Alberta is being pulled into the vortex of the global recession, the provincial government acknowledged last week in a financial update that has forecast a deficit of more than $1 billion this year.
Finance Minister Iris Evans blames the expected 2008-09 deficit on losses in the province’s Heritage Savings Trust Fund, which usually contributes about $1 billion to general revenues. The fund took a hit of about $3 billion as a result of the market meltdown, reducing the fund to roughly $14 billion.
The things is, though, the Heritage Fund created by former premier Peter Lougheed in 1976 was designed to be a rainy-day fund to help Alberta weather rough economic times just like this.

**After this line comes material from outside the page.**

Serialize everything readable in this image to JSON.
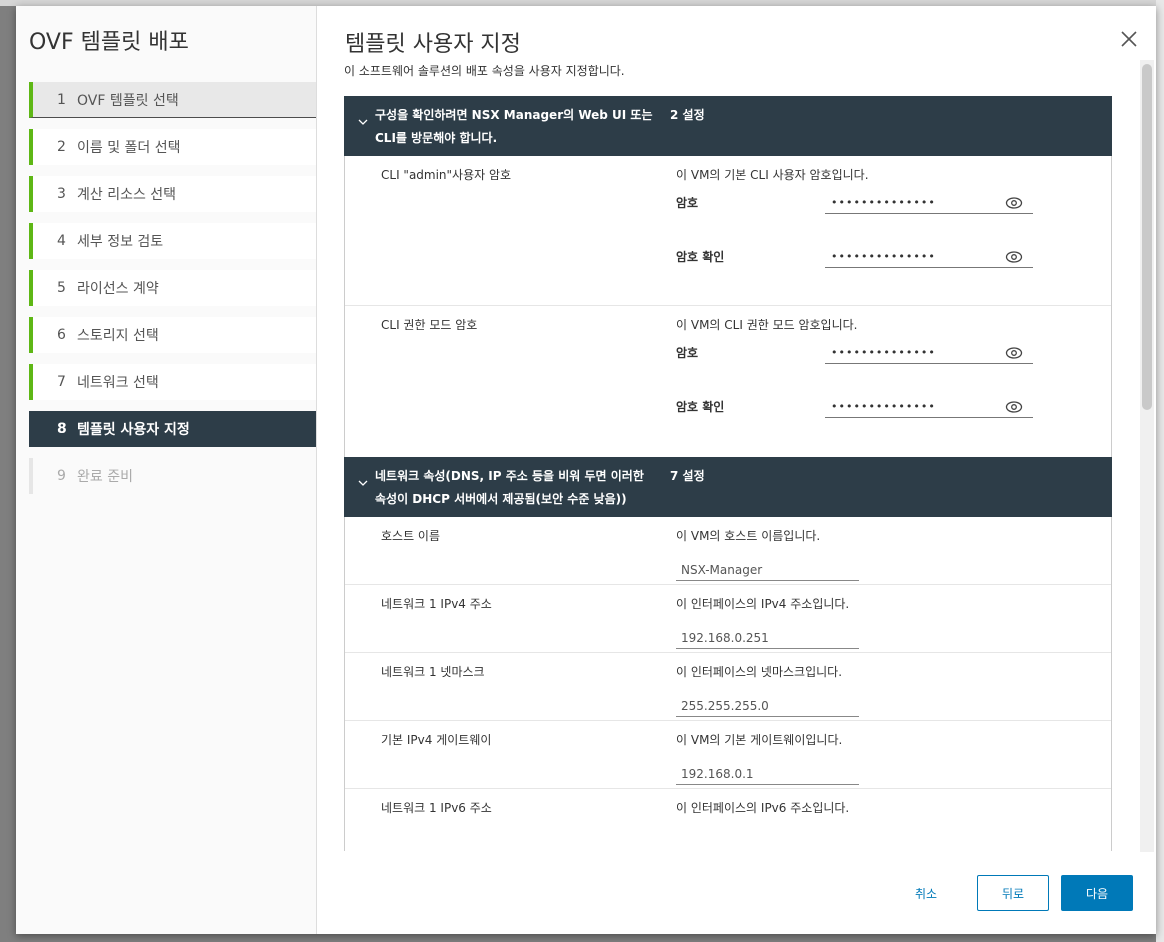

The Alberta government has heard countless calls over the years to squirrel away more of its oil and gas revenues during boom times in order to build the Heritage Fund into a well-padded cushion for bust periods.
One of most recent calls was heard in late November when the province finally released the findings of the Financial Investment and Planning Advisory Commission headed by former C.D. Howe Institute chief Jack Mintz — 10 months after the government received the report.

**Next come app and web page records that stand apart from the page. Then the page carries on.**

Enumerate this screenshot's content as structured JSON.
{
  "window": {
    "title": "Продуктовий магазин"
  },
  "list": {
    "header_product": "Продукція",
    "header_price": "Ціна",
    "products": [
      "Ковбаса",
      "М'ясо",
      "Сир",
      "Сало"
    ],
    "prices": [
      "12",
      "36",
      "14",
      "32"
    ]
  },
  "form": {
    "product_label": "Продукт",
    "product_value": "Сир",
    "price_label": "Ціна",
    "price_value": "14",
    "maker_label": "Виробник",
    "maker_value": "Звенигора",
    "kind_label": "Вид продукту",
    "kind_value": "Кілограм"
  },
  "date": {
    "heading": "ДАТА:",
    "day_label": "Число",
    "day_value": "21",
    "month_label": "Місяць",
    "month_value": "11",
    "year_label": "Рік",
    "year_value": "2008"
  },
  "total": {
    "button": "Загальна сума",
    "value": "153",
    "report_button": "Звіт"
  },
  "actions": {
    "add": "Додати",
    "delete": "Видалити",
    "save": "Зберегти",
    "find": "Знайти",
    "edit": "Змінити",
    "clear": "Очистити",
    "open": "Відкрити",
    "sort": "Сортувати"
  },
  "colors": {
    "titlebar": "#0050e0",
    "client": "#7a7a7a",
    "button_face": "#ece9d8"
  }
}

The Mintz report recommended the province start putting aside about $2 billion a year in order to build the Heritage Fund to $100 billion over the next two decades. That echoed the recommendation of a March 2006 report by the Alberta Chambers of Commerce and its partner, the Certified General Accountants Association of Alberta.
A report from the Frontier Centre for Public Policy, which urged implementing the Mintz report’s recommendations, indicated that since fiscal year 2003-04, when Alberta became debt-free, the province has raked in $47.3 billion in natural resource revenue but deposited only $3.9 billion into the Heritage Fund.

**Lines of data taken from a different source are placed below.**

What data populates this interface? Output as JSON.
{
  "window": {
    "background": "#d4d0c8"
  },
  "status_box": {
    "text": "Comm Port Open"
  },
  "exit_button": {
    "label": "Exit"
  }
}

The Frontier Centre report compared the value of Alaska’s Permanent fund and Alberta’s Heritage Fund, and using mid-2008 per capita figures, pointed out the Alaska fund is worth $54,514 per Alaskan while Alberta’s fund breaks down to just $4,770 per Albertan.
A few years ago, the Canada West Foundation suggested the province should stash away half of revenue from its non-renewable resources. Other analysts and observers, including Lougheed himself, urged the provincial Tories time and time again over the years to start building the Heritage Fund as a cushion for the sort of downturn that exists now. That’s why Lougheed created the fund — he knew boom times don’t last; there’s always a bust somewhere over the horizon.
But the governing Tories, like irresponsible lottery winners, chose to spend while the spending was good, channelling scant little of its oil profits into the Heritage Fund. Income generated by the fund was diverted into general revenue instead of being reinvested in the fund.
Now that the waves of the recession have begun to lap at Alberta’s economic shores, a heftier Heritage Fund would certainly be a nice lifeboat to have.
Alberta is still better positioned than most provinces to weather the economic storm. But had the province heeded the chorus of warnings earlier, Alberta could be much better set to ride out the turbulence.